Shared services: A compelling model for government business
Published: January 24, 2013
Deltek is pleased to present a guest blog on cloud computing from Microsoft. Over the next year, the General Government Services team will be looking to partner with leading vendors in the fields of cloud computing, enterprise resource planning software, student and teacher information systems, statewide longitudinal educational data systems and other core technologies tracked in the GovWin IQ Opportunities Database. Special thanks to Joel Cherkis and Michele Bedford Thistle for contributing their valuable insight and opinions regarding cloud computing.
If you are interested in guest blogging for Deltek in the topics mentioned above, reach out to DerekJohnson@deltek.com for more information! Meanwhile, be sure to follow us on LinkedIn!
By Joel Cherkis, Government General Manager, Microsoft
As public sector organizations around the world seek to cut costs in response to economic and budget pressures, many are looking for new strategies to deliver on their missions. Adding to this challenge is that amid shrinking budgets and resources, more than ever, citizens are demanding services from government that rival the best and most innovative in the consumer world.
In this era of doing more with less, shared services – a new computing model made possible by the cloud – is rapidly gaining popularity in government. It refers to taking a service, application, or infrastructure owned by one organization and sharing it via the cloud with multiple parties, either within the same organization or adjacent ones. Analyst firm IDC Government Insights predicts that in 2013, shared services will account for 18 percent of the government cloud market and will offer new ways of procuring and provisioning technology.
The benefits of this model are clear. By combining the IT resources of departments, agencies, and even various levels of government, public sector organizations collectively stand to realize enormous cost savings by eliminating the need to independently own and manage their own IT resources. There are also important opportunities to boost efficiency by consolidating IT resources and maximizing the use of underutilized applications and services by opening them to a broader set of stakeholders. With this new model also comes greater access to innovation, particularly for local government leaders who, despite limited budgets, can now access the latest technologies by collectively sharing the cost.
A great example of an organization that’s taken advantage of shared services in the cloud is Staffordshire County Council in the U.K., which created the Staffordshire Public Sector Network (PSN) to enable public sector organizations in the area to securely share services over a common network. As a result, the council is now able to deliver a pricing model based on usage of cloud services, maximize its current IT investments, and better predict future IT needs because of its new approach.
Shared services offers an exciting new model for government, and stands to change the way that public sector organizations use and procure technology. By fully leveraging economies of scale, shared services can help governments maximize their investments in technology, improve utilization of existing resources, and expand access to innovation by sharing the cost of adopting the latest technologies. As organizations continue facing challenging budget environments, I believe this will drive even more governments to adopt a shared services approach.

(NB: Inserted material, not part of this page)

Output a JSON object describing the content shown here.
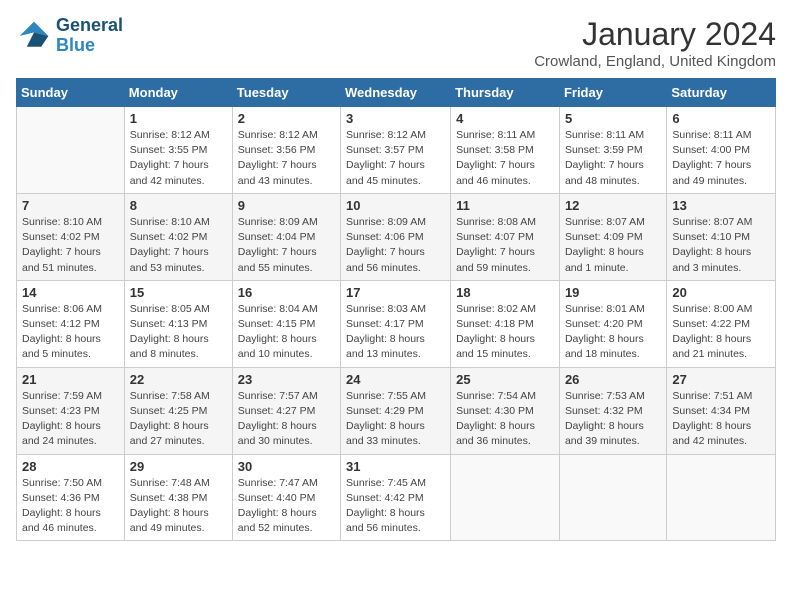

If you’d like to learn more, I encourage you to check out our Microsoft On Government blog, which frequently covers this topic.
To learn more about cloud computing procurement in the state and local marketplace, be sure to check out Deltek’s 2012 report, “Creating the Hybrid Cloud,” by research analyst Derek Johnson (subscription required).